This spectacularly beautiful land includes many dramatic coastal features and is a famous pupping location for seals as well as providing habitat for several endangered species. The bill maintains current recreational, ranching and research uses and will boost the regional economy with an increase in tourism, the area’s largest employer. With no known opposition, passage would not ordinarily be remarkable, but these are not ordinary times: this bill is the very first public lands preservation legislation to pass the Republican-controlled House of Representatives in more than three years, so can be seen as a tribute to the adept political skills of our freshman Congressman. It moves on to the Senate next, where easy passage is expected.

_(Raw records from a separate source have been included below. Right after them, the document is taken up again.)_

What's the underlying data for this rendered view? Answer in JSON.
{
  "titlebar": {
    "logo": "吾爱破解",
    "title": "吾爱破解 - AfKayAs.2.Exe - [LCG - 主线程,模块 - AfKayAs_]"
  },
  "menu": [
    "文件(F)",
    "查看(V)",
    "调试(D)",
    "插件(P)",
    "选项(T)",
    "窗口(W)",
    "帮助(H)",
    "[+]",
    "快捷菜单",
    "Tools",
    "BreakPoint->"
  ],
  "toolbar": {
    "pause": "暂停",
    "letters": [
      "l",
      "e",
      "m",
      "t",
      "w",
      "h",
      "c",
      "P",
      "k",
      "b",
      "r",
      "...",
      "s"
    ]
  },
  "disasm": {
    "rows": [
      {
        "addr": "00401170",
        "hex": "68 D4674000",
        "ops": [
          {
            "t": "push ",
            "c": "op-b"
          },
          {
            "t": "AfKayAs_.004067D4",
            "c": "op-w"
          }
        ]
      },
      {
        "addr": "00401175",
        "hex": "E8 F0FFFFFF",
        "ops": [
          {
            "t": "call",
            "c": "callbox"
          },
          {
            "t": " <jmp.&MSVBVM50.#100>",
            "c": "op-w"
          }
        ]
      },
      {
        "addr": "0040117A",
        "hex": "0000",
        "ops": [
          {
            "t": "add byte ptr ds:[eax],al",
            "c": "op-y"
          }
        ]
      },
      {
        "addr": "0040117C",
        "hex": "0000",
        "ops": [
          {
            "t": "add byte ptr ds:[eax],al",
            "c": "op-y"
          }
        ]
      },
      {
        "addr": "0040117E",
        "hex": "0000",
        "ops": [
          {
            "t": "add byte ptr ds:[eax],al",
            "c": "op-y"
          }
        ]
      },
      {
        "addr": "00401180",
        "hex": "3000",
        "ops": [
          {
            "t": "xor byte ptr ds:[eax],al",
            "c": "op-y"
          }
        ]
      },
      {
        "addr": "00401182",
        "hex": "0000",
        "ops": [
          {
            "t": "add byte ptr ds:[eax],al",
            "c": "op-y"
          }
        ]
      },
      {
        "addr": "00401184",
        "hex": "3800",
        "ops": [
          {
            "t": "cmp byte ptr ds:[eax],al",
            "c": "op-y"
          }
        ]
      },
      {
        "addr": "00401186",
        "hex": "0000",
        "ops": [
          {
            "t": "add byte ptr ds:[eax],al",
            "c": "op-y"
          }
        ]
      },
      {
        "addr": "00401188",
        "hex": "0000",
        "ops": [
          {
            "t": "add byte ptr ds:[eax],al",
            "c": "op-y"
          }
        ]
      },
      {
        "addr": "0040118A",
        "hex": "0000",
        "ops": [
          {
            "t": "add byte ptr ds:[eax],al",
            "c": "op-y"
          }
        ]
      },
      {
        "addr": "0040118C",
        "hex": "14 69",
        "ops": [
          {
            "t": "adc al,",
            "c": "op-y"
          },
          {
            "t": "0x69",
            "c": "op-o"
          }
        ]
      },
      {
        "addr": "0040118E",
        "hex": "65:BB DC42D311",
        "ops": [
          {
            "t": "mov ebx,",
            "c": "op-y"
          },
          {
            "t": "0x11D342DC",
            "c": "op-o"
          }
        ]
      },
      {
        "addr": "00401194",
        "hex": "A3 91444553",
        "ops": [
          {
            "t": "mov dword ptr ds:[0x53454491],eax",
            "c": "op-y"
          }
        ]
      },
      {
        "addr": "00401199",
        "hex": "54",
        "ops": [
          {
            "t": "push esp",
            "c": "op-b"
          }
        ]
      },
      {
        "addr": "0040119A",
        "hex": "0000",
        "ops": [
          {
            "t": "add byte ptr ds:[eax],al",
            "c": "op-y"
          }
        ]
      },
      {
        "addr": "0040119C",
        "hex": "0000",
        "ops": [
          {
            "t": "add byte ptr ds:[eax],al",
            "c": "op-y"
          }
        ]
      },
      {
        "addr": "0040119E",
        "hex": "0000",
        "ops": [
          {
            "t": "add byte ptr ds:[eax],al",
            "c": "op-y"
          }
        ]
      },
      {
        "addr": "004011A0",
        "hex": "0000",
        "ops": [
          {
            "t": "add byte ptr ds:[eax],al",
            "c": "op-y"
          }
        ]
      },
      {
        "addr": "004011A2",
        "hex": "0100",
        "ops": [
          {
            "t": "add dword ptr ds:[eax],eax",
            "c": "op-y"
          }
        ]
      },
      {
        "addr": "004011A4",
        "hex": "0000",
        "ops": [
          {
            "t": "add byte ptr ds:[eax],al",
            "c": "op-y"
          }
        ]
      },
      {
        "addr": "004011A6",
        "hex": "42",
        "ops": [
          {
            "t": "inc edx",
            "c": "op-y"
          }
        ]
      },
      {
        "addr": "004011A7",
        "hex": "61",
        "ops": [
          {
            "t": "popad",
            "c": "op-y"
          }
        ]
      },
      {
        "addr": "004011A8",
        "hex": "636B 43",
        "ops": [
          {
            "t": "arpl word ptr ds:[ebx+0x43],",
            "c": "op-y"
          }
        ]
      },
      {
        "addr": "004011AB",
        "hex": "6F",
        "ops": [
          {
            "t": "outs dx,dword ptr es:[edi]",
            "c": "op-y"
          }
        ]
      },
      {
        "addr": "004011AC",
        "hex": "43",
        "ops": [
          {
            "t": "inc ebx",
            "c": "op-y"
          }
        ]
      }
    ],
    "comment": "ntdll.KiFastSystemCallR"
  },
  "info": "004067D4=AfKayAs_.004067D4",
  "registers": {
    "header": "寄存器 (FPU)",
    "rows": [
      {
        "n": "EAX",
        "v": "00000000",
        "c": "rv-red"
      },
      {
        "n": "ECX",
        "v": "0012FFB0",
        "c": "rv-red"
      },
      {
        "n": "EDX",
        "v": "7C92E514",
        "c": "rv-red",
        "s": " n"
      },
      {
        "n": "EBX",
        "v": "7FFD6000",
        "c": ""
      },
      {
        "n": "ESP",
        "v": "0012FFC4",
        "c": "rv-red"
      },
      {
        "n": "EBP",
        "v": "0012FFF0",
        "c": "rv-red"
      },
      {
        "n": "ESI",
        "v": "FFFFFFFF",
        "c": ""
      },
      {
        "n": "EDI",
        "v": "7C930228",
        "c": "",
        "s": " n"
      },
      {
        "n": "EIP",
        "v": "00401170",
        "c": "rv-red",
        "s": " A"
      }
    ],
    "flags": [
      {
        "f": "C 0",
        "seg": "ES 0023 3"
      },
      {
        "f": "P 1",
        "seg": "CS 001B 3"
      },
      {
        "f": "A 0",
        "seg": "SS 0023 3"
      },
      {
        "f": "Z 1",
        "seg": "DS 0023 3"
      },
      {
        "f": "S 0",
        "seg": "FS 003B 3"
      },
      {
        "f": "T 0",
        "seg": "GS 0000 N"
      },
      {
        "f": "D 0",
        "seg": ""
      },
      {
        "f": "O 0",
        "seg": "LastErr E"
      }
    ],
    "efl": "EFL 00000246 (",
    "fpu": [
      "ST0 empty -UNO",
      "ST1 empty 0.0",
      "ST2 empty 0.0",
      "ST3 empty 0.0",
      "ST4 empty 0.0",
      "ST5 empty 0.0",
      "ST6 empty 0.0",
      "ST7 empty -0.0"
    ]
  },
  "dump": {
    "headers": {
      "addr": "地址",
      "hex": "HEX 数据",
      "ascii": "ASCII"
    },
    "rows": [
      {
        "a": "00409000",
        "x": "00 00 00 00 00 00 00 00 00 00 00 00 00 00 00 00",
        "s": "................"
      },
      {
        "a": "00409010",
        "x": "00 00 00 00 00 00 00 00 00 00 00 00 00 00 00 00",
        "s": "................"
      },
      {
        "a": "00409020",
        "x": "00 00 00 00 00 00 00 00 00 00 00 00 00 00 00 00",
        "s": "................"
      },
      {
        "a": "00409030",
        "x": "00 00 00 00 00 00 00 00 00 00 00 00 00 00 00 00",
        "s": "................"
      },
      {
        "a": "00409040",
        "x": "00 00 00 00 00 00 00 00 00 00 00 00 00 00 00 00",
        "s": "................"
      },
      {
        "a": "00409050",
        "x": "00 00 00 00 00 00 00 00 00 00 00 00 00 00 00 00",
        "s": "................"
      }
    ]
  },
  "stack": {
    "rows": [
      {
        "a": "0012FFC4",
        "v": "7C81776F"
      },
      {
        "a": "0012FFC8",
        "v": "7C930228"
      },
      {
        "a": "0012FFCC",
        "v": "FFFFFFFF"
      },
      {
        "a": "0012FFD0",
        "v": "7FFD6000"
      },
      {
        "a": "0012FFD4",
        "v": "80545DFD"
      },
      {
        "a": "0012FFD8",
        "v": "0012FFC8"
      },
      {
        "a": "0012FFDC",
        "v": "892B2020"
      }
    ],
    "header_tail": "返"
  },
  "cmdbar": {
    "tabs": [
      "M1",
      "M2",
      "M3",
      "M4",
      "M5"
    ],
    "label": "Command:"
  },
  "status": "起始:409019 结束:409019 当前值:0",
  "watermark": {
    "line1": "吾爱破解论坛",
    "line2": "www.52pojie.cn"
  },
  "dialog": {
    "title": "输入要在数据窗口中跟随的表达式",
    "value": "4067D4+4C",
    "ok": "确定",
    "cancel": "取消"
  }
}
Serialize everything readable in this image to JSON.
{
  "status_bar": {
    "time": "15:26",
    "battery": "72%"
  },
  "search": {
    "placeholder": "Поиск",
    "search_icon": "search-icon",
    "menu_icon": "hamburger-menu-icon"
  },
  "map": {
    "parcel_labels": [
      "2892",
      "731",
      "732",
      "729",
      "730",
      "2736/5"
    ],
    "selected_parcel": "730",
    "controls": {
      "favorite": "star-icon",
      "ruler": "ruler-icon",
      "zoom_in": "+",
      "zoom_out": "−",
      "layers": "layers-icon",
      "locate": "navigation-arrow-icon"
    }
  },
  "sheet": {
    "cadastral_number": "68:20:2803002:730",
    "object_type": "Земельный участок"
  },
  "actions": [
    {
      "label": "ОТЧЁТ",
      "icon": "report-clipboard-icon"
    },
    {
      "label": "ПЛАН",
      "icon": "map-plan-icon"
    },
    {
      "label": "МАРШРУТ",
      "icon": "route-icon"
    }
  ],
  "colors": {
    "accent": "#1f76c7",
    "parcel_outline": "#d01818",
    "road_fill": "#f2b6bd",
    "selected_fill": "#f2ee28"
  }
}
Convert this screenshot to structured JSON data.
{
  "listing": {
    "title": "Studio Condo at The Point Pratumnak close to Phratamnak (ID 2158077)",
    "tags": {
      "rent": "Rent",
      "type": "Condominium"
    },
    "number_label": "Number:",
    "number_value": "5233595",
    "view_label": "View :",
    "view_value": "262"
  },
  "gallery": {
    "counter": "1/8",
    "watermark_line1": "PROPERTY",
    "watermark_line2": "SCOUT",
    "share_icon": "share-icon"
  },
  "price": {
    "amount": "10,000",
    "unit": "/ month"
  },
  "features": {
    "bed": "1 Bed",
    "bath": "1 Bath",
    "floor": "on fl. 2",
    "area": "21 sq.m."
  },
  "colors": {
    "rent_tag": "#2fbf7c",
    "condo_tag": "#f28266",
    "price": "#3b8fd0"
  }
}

Then on Tuesday July 23 the House Public Lands and Environmental Regulation subcommittee held a hearing on the proposed Berryessa Snow Mountain National Conservation Area Act (H.R. 1025), an important landscape-level conservation proposal that would permanently protect 350,000 acres of federal public lands with outstanding conservation values.  The bill, which is co-sponsored by all three members of Redwood Chapter’s congressional delegation (Congressmen Mike Thompson, John Garamendi, and Jared Huffman) covers land managed by three federal agencies in five counties,  including three Wilderness areas and a state Wild and Scenic River. Along with Congressmen Thompson and Garamendi, Napa county cattle rancher Judy Ahmann testified in its support. The hearing has been posted at http://naturalresources.house.gov/calendar/eventsingle.aspx?EventID=342550

In the meantime, the Chapter has been watching with dismay as pressure on the over-allocated waters of the Klamath River system continue to mount. Large returns of fall Chinook salmon are expected again this year (a Good Thing), but if these spawning fish encounter low flows and warm algae laden water a fish kill on the scale of the one that occurred in 2002 is all too possible. Releases of Trinity River water offer the best chance of averting this catastrophe, so we were heartened to see a letter from Congressmen Thompson, Huffman, and George Miller to Interior Secretary Sally Jewell advocating this course of action. This excellent letter is also available on line at http://www.times-standard.com/guest_opinion/ci_23698708/plea-interior-department-prevent-fish-kill-trinity-klamath?source=rss